WHAT THE TASK ASKS -> Pictures do not belong in your copy. Repeat all the other data exactly.

SOURCE DATA ->
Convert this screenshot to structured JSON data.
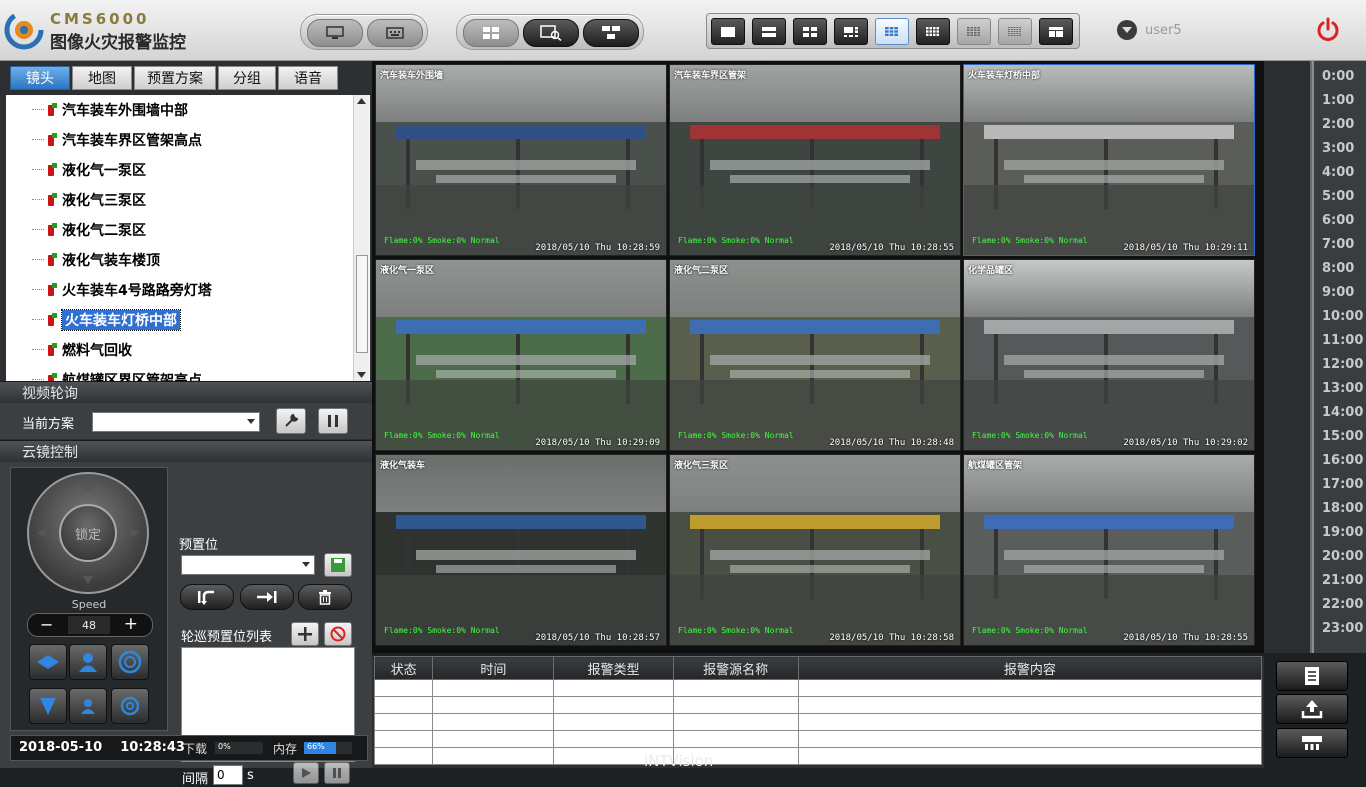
{
  "app": {
    "logo_title": "CMS6000",
    "logo_subtitle": "图像火灾报警监控",
    "user": "user5",
    "brand": "iNTVision"
  },
  "toolbar": {
    "left_icons": [
      "monitor-icon",
      "keyboard-icon"
    ],
    "mid_icons": [
      "window-layout-icon",
      "video-search-icon",
      "device-tree-icon"
    ],
    "layouts": [
      {
        "name": "layout-1",
        "active": false
      },
      {
        "name": "layout-2",
        "active": false
      },
      {
        "name": "layout-4",
        "active": false
      },
      {
        "name": "layout-6",
        "active": false
      },
      {
        "name": "layout-9",
        "active": true
      },
      {
        "name": "layout-12",
        "active": false
      },
      {
        "name": "layout-16",
        "active": false
      },
      {
        "name": "layout-25",
        "active": false
      },
      {
        "name": "layout-custom",
        "active": false
      }
    ]
  },
  "left": {
    "tabs": [
      "镜头",
      "地图",
      "预置方案",
      "分组",
      "语音"
    ],
    "active_tab": 0,
    "tree": [
      "汽车装车外围墙中部",
      "汽车装车界区管架高点",
      "液化气一泵区",
      "液化气三泵区",
      "液化气二泵区",
      "液化气装车楼顶",
      "火车装车4号路路旁灯塔",
      "火车装车灯桥中部",
      "燃料气回收",
      "航煤罐区界区管架高点"
    ],
    "selected_index": 7,
    "tour": {
      "header": "视频轮询",
      "plan_label": "当前方案",
      "plan_value": ""
    },
    "ptz": {
      "header": "云镜控制",
      "lock_label": "锁定",
      "speed_label": "Speed",
      "speed_value": "48",
      "minus": "−",
      "plus": "+",
      "preset_label": "预置位",
      "preset_value": "",
      "preset_list_label": "轮巡预置位列表",
      "interval_label": "间隔",
      "interval_value": "0",
      "interval_unit": "s"
    },
    "status": {
      "datetime": "2018-05-10    10:28:43",
      "download_label": "下载",
      "download_pct": "0%",
      "download_fraction": 0,
      "memory_label": "内存",
      "memory_pct": "66%",
      "memory_fraction": 0.66
    }
  },
  "video": {
    "cells": [
      {
        "title": "汽车装车外围墙",
        "status": "Flame:0% Smoke:0% Normal",
        "time": "2018/05/10 Thu 10:28:59"
      },
      {
        "title": "汽车装车界区管架",
        "status": "Flame:0% Smoke:0% Normal",
        "time": "2018/05/10 Thu 10:28:55"
      },
      {
        "title": "火车装车灯桥中部",
        "status": "Flame:0% Smoke:0% Normal",
        "time": "2018/05/10 Thu 10:29:11"
      },
      {
        "title": "液化气一泵区",
        "status": "Flame:0% Smoke:0% Normal",
        "time": "2018/05/10 Thu 10:29:09"
      },
      {
        "title": "液化气二泵区",
        "status": "Flame:0% Smoke:0% Normal",
        "time": "2018/05/10 Thu 10:28:48"
      },
      {
        "title": "化学品罐区",
        "status": "Flame:0% Smoke:0% Normal",
        "time": "2018/05/10 Thu 10:29:02"
      },
      {
        "title": "液化气装车",
        "status": "Flame:0% Smoke:0% Normal",
        "time": "2018/05/10 Thu 10:28:57"
      },
      {
        "title": "液化气三泵区",
        "status": "Flame:0% Smoke:0% Normal",
        "time": "2018/05/10 Thu 10:28:58"
      },
      {
        "title": "航煤罐区管架",
        "status": "Flame:0% Smoke:0% Normal",
        "time": "2018/05/10 Thu 10:28:55"
      }
    ]
  },
  "timeline": {
    "hours": [
      "0:00",
      "1:00",
      "2:00",
      "3:00",
      "4:00",
      "5:00",
      "6:00",
      "7:00",
      "8:00",
      "9:00",
      "10:00",
      "11:00",
      "12:00",
      "13:00",
      "14:00",
      "15:00",
      "16:00",
      "17:00",
      "18:00",
      "19:00",
      "20:00",
      "21:00",
      "22:00",
      "23:00"
    ]
  },
  "alarm": {
    "columns": [
      "状态",
      "时间",
      "报警类型",
      "报警源名称",
      "报警内容"
    ],
    "rows": 5
  },
  "side_buttons": [
    "report-icon",
    "export-icon",
    "network-icon"
  ]
}
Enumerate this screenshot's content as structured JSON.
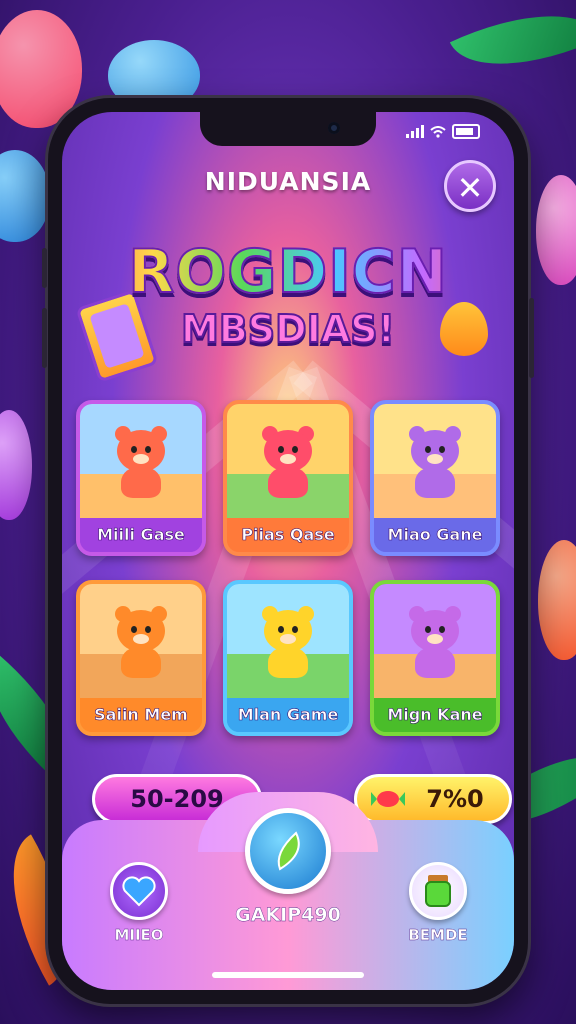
{
  "header": {
    "title": "NIDUANSIA",
    "close_icon": "close-icon"
  },
  "logo": {
    "line1": "ROGDICN",
    "line2": "MBSDIAS!"
  },
  "games": [
    {
      "label": "Miili Gase",
      "border": "#c65ae8",
      "label_bg": "#a142e0",
      "bear_color": "#ff6a4a",
      "sky": "#a7d8ff",
      "ground": "#ffc06a"
    },
    {
      "label": "Piias Qase",
      "border": "#ff8a4a",
      "label_bg": "#ff7a3a",
      "bear_color": "#ff4d6a",
      "sky": "#ffd36a",
      "ground": "#8ad46a"
    },
    {
      "label": "Miao Gane",
      "border": "#7a8cff",
      "label_bg": "#6a6ae8",
      "bear_color": "#b06be8",
      "sky": "#ffe28a",
      "ground": "#ffc07a"
    },
    {
      "label": "Saiin Mem",
      "border": "#ff9a3a",
      "label_bg": "#ff8a2a",
      "bear_color": "#ff8a2a",
      "sky": "#ffd08a",
      "ground": "#f2a65a"
    },
    {
      "label": "Mlan Game",
      "border": "#5ac8ff",
      "label_bg": "#3aa6f0",
      "bear_color": "#ffd42a",
      "sky": "#9ee4ff",
      "ground": "#7ad46a"
    },
    {
      "label": "Mign Kane",
      "border": "#7ad83a",
      "label_bg": "#4abd2a",
      "bear_color": "#c56ae8",
      "sky": "#c58aff",
      "ground": "#f8b46a"
    }
  ],
  "stats": {
    "left_value": "50-209",
    "right_value": "7%0"
  },
  "nav": {
    "left_label": "MIIEO",
    "center_label": "GAKIP490",
    "right_label": "BEMDE"
  },
  "colors": {
    "accent": "#8a3fd0",
    "pill_pink": "#e14be0",
    "pill_yellow": "#ffcf3a"
  }
}
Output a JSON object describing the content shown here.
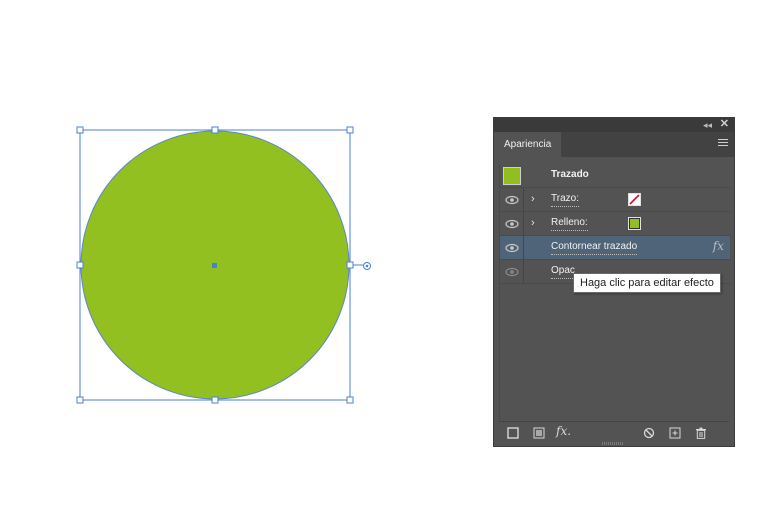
{
  "canvas": {
    "shape": "circle",
    "fill_color": "#92c021",
    "stroke_color": "#5b86c8",
    "selection_color": "#4a7fd6"
  },
  "panel": {
    "tab_label": "Apariencia",
    "icons": [
      "collapse-icon",
      "close-icon",
      "menu-icon"
    ],
    "object": {
      "label": "Trazado",
      "thumb_color": "#91bf20"
    },
    "rows": [
      {
        "label": "Trazo:",
        "swatch": "none-red-slash"
      },
      {
        "label": "Relleno:",
        "swatch_color": "#91bf20"
      },
      {
        "label": "Contornear trazado",
        "fx": "fx",
        "selected": true
      },
      {
        "label": "Opac"
      }
    ],
    "tooltip": "Haga clic para editar efecto",
    "bottom_icons": [
      "new-stroke-icon",
      "new-fill-icon",
      "add-effect-icon",
      "clear-icon",
      "duplicate-icon",
      "delete-icon"
    ]
  }
}
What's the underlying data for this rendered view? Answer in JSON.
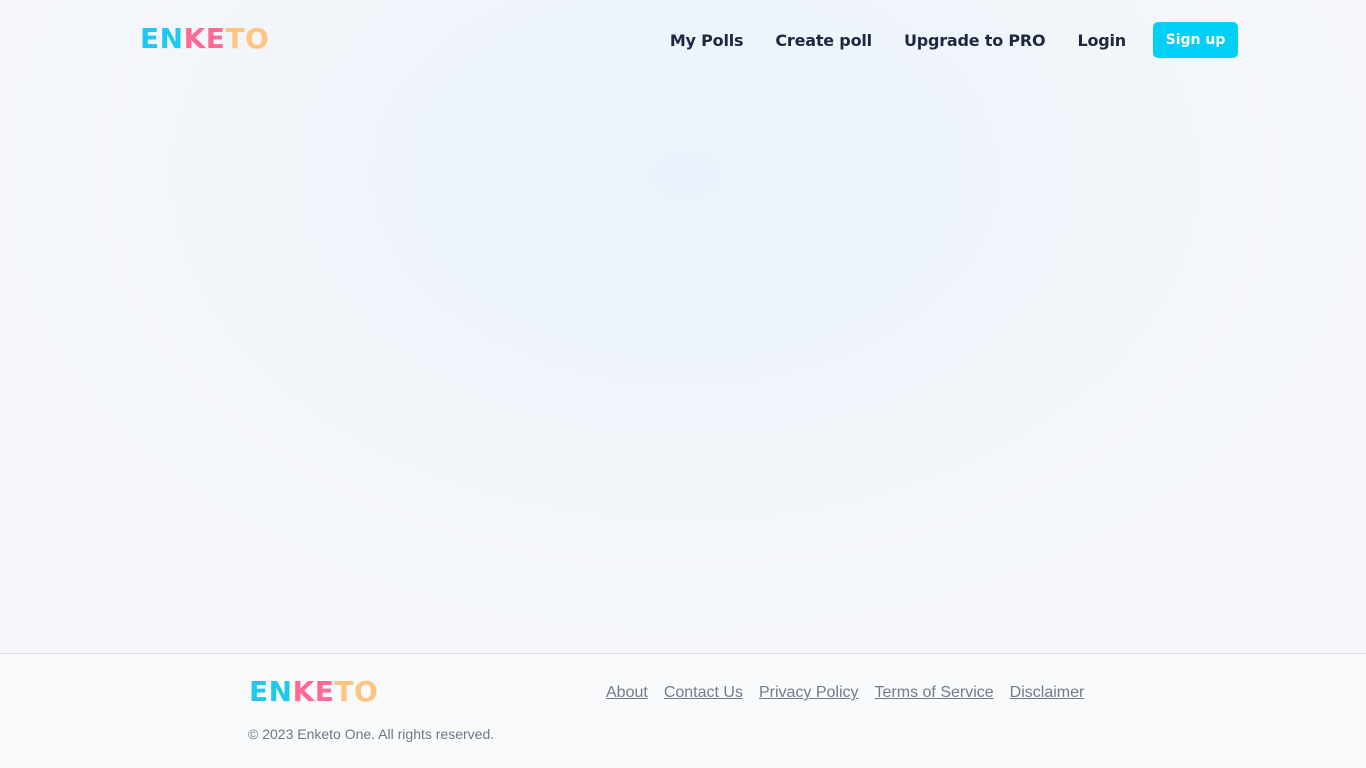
{
  "header": {
    "logo": {
      "part1": "EN",
      "part2": "KE",
      "part3": "TO"
    },
    "nav": {
      "my_polls": "My Polls",
      "create_poll": "Create poll",
      "upgrade": "Upgrade to PRO",
      "login": "Login",
      "signup": "Sign up"
    }
  },
  "footer": {
    "logo": {
      "part1": "EN",
      "part2": "KE",
      "part3": "TO"
    },
    "copyright": "© 2023 Enketo One. All rights reserved.",
    "links": {
      "about": "About",
      "contact": "Contact Us",
      "privacy": "Privacy Policy",
      "terms": "Terms of Service",
      "disclaimer": "Disclaimer"
    }
  },
  "colors": {
    "brand_cyan": "#1ec8ee",
    "brand_pink": "#ff6a95",
    "brand_peach": "#ffc47e",
    "signup_button": "#00d0f5",
    "nav_text": "#1f2740"
  }
}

ANSWER TO THIS PROBLEM ->
Convert this screenshot to structured JSON data.
{
  "app": {
    "logo_title": "CMS6000",
    "logo_subtitle": "图像火灾报警监控",
    "user": "user5",
    "brand": "iNTVision"
  },
  "toolbar": {
    "left_icons": [
      "monitor-icon",
      "keyboard-icon"
    ],
    "mid_icons": [
      "window-layout-icon",
      "video-search-icon",
      "device-tree-icon"
    ],
    "layouts": [
      {
        "name": "layout-1",
        "active": false
      },
      {
        "name": "layout-2",
        "active": false
      },
      {
        "name": "layout-4",
        "active": false
      },
      {
        "name": "layout-6",
        "active": false
      },
      {
        "name": "layout-9",
        "active": true
      },
      {
        "name": "layout-12",
        "active": false
      },
      {
        "name": "layout-16",
        "active": false
      },
      {
        "name": "layout-25",
        "active": false
      },
      {
        "name": "layout-custom",
        "active": false
      }
    ]
  },
  "left": {
    "tabs": [
      "镜头",
      "地图",
      "预置方案",
      "分组",
      "语音"
    ],
    "active_tab": 0,
    "tree": [
      "汽车装车外围墙中部",
      "汽车装车界区管架高点",
      "液化气一泵区",
      "液化气三泵区",
      "液化气二泵区",
      "液化气装车楼顶",
      "火车装车4号路路旁灯塔",
      "火车装车灯桥中部",
      "燃料气回收",
      "航煤罐区界区管架高点"
    ],
    "selected_index": 7,
    "tour": {
      "header": "视频轮询",
      "plan_label": "当前方案",
      "plan_value": ""
    },
    "ptz": {
      "header": "云镜控制",
      "lock_label": "锁定",
      "speed_label": "Speed",
      "speed_value": "48",
      "minus": "−",
      "plus": "+",
      "preset_label": "预置位",
      "preset_value": "",
      "preset_list_label": "轮巡预置位列表",
      "interval_label": "间隔",
      "interval_value": "0",
      "interval_unit": "s"
    },
    "status": {
      "datetime": "2018-05-10    10:28:43",
      "download_label": "下载",
      "download_pct": "0%",
      "download_fraction": 0,
      "memory_label": "内存",
      "memory_pct": "66%",
      "memory_fraction": 0.66
    }
  },
  "video": {
    "cells": [
      {
        "title": "汽车装车外围墙",
        "status": "Flame:0% Smoke:0% Normal",
        "time": "2018/05/10 Thu 10:28:59"
      },
      {
        "title": "汽车装车界区管架",
        "status": "Flame:0% Smoke:0% Normal",
        "time": "2018/05/10 Thu 10:28:55"
      },
      {
        "title": "火车装车灯桥中部",
        "status": "Flame:0% Smoke:0% Normal",
        "time": "2018/05/10 Thu 10:29:11"
      },
      {
        "title": "液化气一泵区",
        "status": "Flame:0% Smoke:0% Normal",
        "time": "2018/05/10 Thu 10:29:09"
      },
      {
        "title": "液化气二泵区",
        "status": "Flame:0% Smoke:0% Normal",
        "time": "2018/05/10 Thu 10:28:48"
      },
      {
        "title": "化学品罐区",
        "status": "Flame:0% Smoke:0% Normal",
        "time": "2018/05/10 Thu 10:29:02"
      },
      {
        "title": "液化气装车",
        "status": "Flame:0% Smoke:0% Normal",
        "time": "2018/05/10 Thu 10:28:57"
      },
      {
        "title": "液化气三泵区",
        "status": "Flame:0% Smoke:0% Normal",
        "time": "2018/05/10 Thu 10:28:58"
      },
      {
        "title": "航煤罐区管架",
        "status": "Flame:0% Smoke:0% Normal",
        "time": "2018/05/10 Thu 10:28:55"
      }
    ]
  },
  "timeline": {
    "hours": [
      "0:00",
      "1:00",
      "2:00",
      "3:00",
      "4:00",
      "5:00",
      "6:00",
      "7:00",
      "8:00",
      "9:00",
      "10:00",
      "11:00",
      "12:00",
      "13:00",
      "14:00",
      "15:00",
      "16:00",
      "17:00",
      "18:00",
      "19:00",
      "20:00",
      "21:00",
      "22:00",
      "23:00"
    ]
  },
  "alarm": {
    "columns": [
      "状态",
      "时间",
      "报警类型",
      "报警源名称",
      "报警内容"
    ],
    "rows": 5
  },
  "side_buttons": [
    "report-icon",
    "export-icon",
    "network-icon"
  ]
}
Enumerate this screenshot's content as structured JSON.
{
  "header": {
    "title": "NIDUANSIA",
    "close_icon": "close-icon"
  },
  "logo": {
    "line1": "ROGDICN",
    "line2": "MBSDIAS!"
  },
  "games": [
    {
      "label": "Miili Gase",
      "border": "#c65ae8",
      "label_bg": "#a142e0",
      "bear_color": "#ff6a4a",
      "sky": "#a7d8ff",
      "ground": "#ffc06a"
    },
    {
      "label": "Piias Qase",
      "border": "#ff8a4a",
      "label_bg": "#ff7a3a",
      "bear_color": "#ff4d6a",
      "sky": "#ffd36a",
      "ground": "#8ad46a"
    },
    {
      "label": "Miao Gane",
      "border": "#7a8cff",
      "label_bg": "#6a6ae8",
      "bear_color": "#b06be8",
      "sky": "#ffe28a",
      "ground": "#ffc07a"
    },
    {
      "label": "Saiin Mem",
      "border": "#ff9a3a",
      "label_bg": "#ff8a2a",
      "bear_color": "#ff8a2a",
      "sky": "#ffd08a",
      "ground": "#f2a65a"
    },
    {
      "label": "Mlan Game",
      "border": "#5ac8ff",
      "label_bg": "#3aa6f0",
      "bear_color": "#ffd42a",
      "sky": "#9ee4ff",
      "ground": "#7ad46a"
    },
    {
      "label": "Mign Kane",
      "border": "#7ad83a",
      "label_bg": "#4abd2a",
      "bear_color": "#c56ae8",
      "sky": "#c58aff",
      "ground": "#f8b46a"
    }
  ],
  "stats": {
    "left_value": "50-209",
    "right_value": "7%0"
  },
  "nav": {
    "left_label": "MIIEO",
    "center_label": "GAKIP490",
    "right_label": "BEMDE"
  },
  "colors": {
    "accent": "#8a3fd0",
    "pill_pink": "#e14be0",
    "pill_yellow": "#ffcf3a"
  }
}
Output a JSON object describing the content shown here.
{
  "canvas": {
    "shape": "circle",
    "fill_color": "#92c021",
    "stroke_color": "#5b86c8",
    "selection_color": "#4a7fd6"
  },
  "panel": {
    "tab_label": "Apariencia",
    "icons": [
      "collapse-icon",
      "close-icon",
      "menu-icon"
    ],
    "object": {
      "label": "Trazado",
      "thumb_color": "#91bf20"
    },
    "rows": [
      {
        "label": "Trazo:",
        "swatch": "none-red-slash"
      },
      {
        "label": "Relleno:",
        "swatch_color": "#91bf20"
      },
      {
        "label": "Contornear trazado",
        "fx": "fx",
        "selected": true
      },
      {
        "label": "Opac"
      }
    ],
    "tooltip": "Haga clic para editar efecto",
    "bottom_icons": [
      "new-stroke-icon",
      "new-fill-icon",
      "add-effect-icon",
      "clear-icon",
      "duplicate-icon",
      "delete-icon"
    ]
  }
}
What's the underlying data for this rendered view? Answer in JSON.
{
  "header": {
    "logo": {
      "part1": "EN",
      "part2": "KE",
      "part3": "TO"
    },
    "nav": {
      "my_polls": "My Polls",
      "create_poll": "Create poll",
      "upgrade": "Upgrade to PRO",
      "login": "Login",
      "signup": "Sign up"
    }
  },
  "footer": {
    "logo": {
      "part1": "EN",
      "part2": "KE",
      "part3": "TO"
    },
    "copyright": "© 2023 Enketo One. All rights reserved.",
    "links": {
      "about": "About",
      "contact": "Contact Us",
      "privacy": "Privacy Policy",
      "terms": "Terms of Service",
      "disclaimer": "Disclaimer"
    }
  },
  "colors": {
    "brand_cyan": "#1ec8ee",
    "brand_pink": "#ff6a95",
    "brand_peach": "#ffc47e",
    "signup_button": "#00d0f5",
    "nav_text": "#1f2740"
  }
}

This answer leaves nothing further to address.